In this inaugural post in our PPC How To series, I will start with the reason behind providing PPC How To instructions when our primary business is having clients hire us to setup and manage their PPC accounts. Some might say we are giving away the farm. As I tell many of our clients, you should blog about what you known and we know PPC. I will blog about beginner and expert topics and welcome any input on questions to answer… just use our contact us form.

Adam and I been investing a significant amount of resources in building our own PPC Management tools with short-terms plans to release a self-service PPC Management tool. Our plan is to couple the tool with PPC How To video and text content to give our clients the information they need to build and manage successful PPC Campaigns.

One of the first PPC How To issues we work with is how to the search engine campaign structure features. When new clients come to us one of the first issues we work on is aligning the campaign structure with the goals of their PPC campaign.

So, what is campaign structure? All of the engines have adopted the same general approach. Here is quick overview of the structure they provide:

  • Account – this is the highest level of the campaign structure and typically holds the information about your business and the billing instructions. If you are using an agency, they may run your search accounts through their account or you can open your own.
    • Campaign – The campaign is the next highest level and is the only structure that lets you allocate budget within an account. You cannot tell Google/Yahoo/MSN that you want to spent $100 on a certain keyword rather you must put that keyword or a group of keywords into a campaign and assign budget. In our experience, controlling budget and measuring return is one of the most important uses of campaign when building an account.
      • Adgroup – Adgroups are the lowest level of the hierarchy but hold all of the keywords and ad creative (text / display / mobile). Adgroups are most important because they allow us to closely match the ad creative to the keyword.

Now that we have established the hierarchy, now we’ll review the PPC How To issues that we run into most often:

  • PPC How To Issue: Only Using 1 Campaign – for the simplest campaigns you may only need one campaign, but almost every campaign we have reviewed would be more efficient if they used campaigns to allocate their budget more efficiently. Let’s take the simplest example, Branded Terms vs Category Terms. I always recommend that clients keep their branded terms in its own campaign so that they can more precisely control budget and measure return on different terms. I’ve seen too many campaigns that look great when everything is together only to find out that many of the keywords are dragging down the average.
  • PPC How To Issue: Only Using 1 AdGroup – if a client is only using one campaign, they are most likely only using 1 AdGroup as well. Why? Well Google (and Yahoo / MSN) want to make it easy to setup an account so their account setup wizards try to keep things simple. They accomplish the goal of simplifying sign-up but it isn’t the best way to run a PPC campaign. Most campaigns cover several different themes and offers. Ideally, you will want targeted ads for each of these groups.
  • PPC How To Issue: Mixing Head Terms and Tail Terms – most campaigns will naturally evolve in a way that you’ll get about 80% of your success from 20% of your terms. Those 20% of your terms are the head terms. I recommend that you pay special attention to them and consider how to use campaigns and AdGroups to structure your campaign such that you control your budget and measure your return.

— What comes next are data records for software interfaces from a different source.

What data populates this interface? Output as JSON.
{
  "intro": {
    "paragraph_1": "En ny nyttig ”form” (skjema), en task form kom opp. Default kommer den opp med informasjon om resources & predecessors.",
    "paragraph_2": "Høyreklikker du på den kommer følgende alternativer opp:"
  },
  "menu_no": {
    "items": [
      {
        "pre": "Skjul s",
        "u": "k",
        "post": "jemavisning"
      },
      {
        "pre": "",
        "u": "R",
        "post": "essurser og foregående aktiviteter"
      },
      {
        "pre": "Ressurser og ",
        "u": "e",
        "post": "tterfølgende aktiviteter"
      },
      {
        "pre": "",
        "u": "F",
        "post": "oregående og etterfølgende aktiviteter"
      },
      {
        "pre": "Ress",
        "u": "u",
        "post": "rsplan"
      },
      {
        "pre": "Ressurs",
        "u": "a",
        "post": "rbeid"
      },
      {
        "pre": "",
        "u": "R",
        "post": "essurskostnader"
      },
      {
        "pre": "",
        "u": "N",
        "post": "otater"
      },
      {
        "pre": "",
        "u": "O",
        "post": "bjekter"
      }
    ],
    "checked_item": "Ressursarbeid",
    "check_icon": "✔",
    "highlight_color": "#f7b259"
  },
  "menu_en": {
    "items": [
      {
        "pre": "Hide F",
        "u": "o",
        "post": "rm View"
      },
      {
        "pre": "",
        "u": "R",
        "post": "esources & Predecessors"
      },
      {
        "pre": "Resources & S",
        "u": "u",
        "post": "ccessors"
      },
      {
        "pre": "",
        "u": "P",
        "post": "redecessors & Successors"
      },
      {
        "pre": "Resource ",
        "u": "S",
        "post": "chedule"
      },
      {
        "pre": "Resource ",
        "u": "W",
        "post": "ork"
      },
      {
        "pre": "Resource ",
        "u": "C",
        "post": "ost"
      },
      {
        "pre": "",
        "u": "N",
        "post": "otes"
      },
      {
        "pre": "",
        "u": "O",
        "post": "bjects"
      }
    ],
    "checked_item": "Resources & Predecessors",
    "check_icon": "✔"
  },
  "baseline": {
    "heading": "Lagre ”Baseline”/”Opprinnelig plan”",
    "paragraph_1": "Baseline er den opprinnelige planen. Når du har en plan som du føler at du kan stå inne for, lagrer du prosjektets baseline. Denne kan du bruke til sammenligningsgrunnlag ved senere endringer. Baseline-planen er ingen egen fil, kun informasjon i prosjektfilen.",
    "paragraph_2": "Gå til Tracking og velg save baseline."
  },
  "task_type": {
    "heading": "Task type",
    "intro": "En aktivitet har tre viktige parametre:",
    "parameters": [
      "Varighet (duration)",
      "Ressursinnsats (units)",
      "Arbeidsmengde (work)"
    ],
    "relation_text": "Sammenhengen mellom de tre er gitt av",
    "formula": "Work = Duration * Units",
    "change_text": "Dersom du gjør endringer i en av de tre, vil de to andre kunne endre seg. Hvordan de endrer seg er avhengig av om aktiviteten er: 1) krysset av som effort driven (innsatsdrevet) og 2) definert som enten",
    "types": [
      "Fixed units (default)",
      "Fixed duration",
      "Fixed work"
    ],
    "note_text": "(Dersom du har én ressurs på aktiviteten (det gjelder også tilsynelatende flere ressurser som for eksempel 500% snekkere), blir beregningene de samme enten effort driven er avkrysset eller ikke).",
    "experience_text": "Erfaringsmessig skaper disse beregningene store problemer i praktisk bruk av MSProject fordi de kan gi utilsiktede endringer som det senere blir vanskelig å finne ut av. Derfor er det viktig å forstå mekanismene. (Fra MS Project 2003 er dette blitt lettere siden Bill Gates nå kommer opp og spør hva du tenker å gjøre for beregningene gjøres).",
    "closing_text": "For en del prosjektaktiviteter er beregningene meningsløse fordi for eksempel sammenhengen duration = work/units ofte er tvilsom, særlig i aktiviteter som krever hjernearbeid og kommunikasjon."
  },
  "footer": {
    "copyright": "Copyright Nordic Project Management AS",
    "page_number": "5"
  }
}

It is impossible to cover all of the ways to use campaign structure. Our clients use campaign structure to solve geographic service areas, hours of operation, internal budget allocation and many other issues. You can sign-up for our newsletter if you’d like to receive upcoming additions to the PPC How To series. Or, if you’d like us to review your campaign structure and provide actionable recommendations, sign-up for a FREE 30 Day Trial.